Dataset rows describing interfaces

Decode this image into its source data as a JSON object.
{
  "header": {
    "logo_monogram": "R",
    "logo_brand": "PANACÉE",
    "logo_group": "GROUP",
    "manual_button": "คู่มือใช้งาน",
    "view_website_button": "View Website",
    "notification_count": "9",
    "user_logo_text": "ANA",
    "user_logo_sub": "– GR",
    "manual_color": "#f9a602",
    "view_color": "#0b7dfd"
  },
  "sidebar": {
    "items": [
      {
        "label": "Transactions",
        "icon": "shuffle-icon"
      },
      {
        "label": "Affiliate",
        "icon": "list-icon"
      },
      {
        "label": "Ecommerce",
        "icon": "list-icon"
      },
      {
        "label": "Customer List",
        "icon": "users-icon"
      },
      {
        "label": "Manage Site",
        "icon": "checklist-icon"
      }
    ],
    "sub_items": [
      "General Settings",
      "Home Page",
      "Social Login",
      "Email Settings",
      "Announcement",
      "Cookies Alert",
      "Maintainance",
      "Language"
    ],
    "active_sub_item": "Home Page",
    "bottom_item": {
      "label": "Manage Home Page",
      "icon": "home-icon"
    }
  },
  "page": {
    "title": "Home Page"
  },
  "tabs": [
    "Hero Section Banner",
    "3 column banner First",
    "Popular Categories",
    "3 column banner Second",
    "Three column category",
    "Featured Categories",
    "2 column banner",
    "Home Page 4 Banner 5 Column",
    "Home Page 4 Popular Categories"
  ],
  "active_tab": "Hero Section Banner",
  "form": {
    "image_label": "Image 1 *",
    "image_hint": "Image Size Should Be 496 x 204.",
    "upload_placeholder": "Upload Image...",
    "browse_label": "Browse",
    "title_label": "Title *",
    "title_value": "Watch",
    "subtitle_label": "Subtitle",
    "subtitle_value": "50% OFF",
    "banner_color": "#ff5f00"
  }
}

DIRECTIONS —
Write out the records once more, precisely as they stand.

EXERCISE RESULT —
Decode this image into its source data as a JSON object.
{
  "header": {
    "logo_monogram": "R",
    "logo_brand": "PANACÉE",
    "logo_group": "GROUP",
    "manual_button": "คู่มือใช้งาน",
    "view_website_button": "View Website",
    "notification_count": "9",
    "user_logo_text": "ANA",
    "user_logo_sub": "– GR",
    "manual_color": "#f9a602",
    "view_color": "#0b7dfd"
  },
  "sidebar": {
    "items": [
      {
        "label": "Transactions",
        "icon": "shuffle-icon"
      },
      {
        "label": "Affiliate",
        "icon": "list-icon"
      },
      {
        "label": "Ecommerce",
        "icon": "list-icon"
      },
      {
        "label": "Customer List",
        "icon": "users-icon"
      },
      {
        "label": "Manage Site",
        "icon": "checklist-icon"
      }
    ],
    "sub_items": [
      "General Settings",
      "Home Page",
      "Social Login",
      "Email Settings",
      "Announcement",
      "Cookies Alert",
      "Maintainance",
      "Language"
    ],
    "active_sub_item": "Home Page",
    "bottom_item": {
      "label": "Manage Home Page",
      "icon": "home-icon"
    }
  },
  "page": {
    "title": "Home Page"
  },
  "tabs": [
    "Hero Section Banner",
    "3 column banner First",
    "Popular Categories",
    "3 column banner Second",
    "Three column category",
    "Featured Categories",
    "2 column banner",
    "Home Page 4 Banner 5 Column",
    "Home Page 4 Popular Categories"
  ],
  "active_tab": "Hero Section Banner",
  "form": {
    "image_label": "Image 1 *",
    "image_hint": "Image Size Should Be 496 x 204.",
    "upload_placeholder": "Upload Image...",
    "browse_label": "Browse",
    "title_label": "Title *",
    "title_value": "Watch",
    "subtitle_label": "Subtitle",
    "subtitle_value": "50% OFF",
    "banner_color": "#ff5f00"
  }
}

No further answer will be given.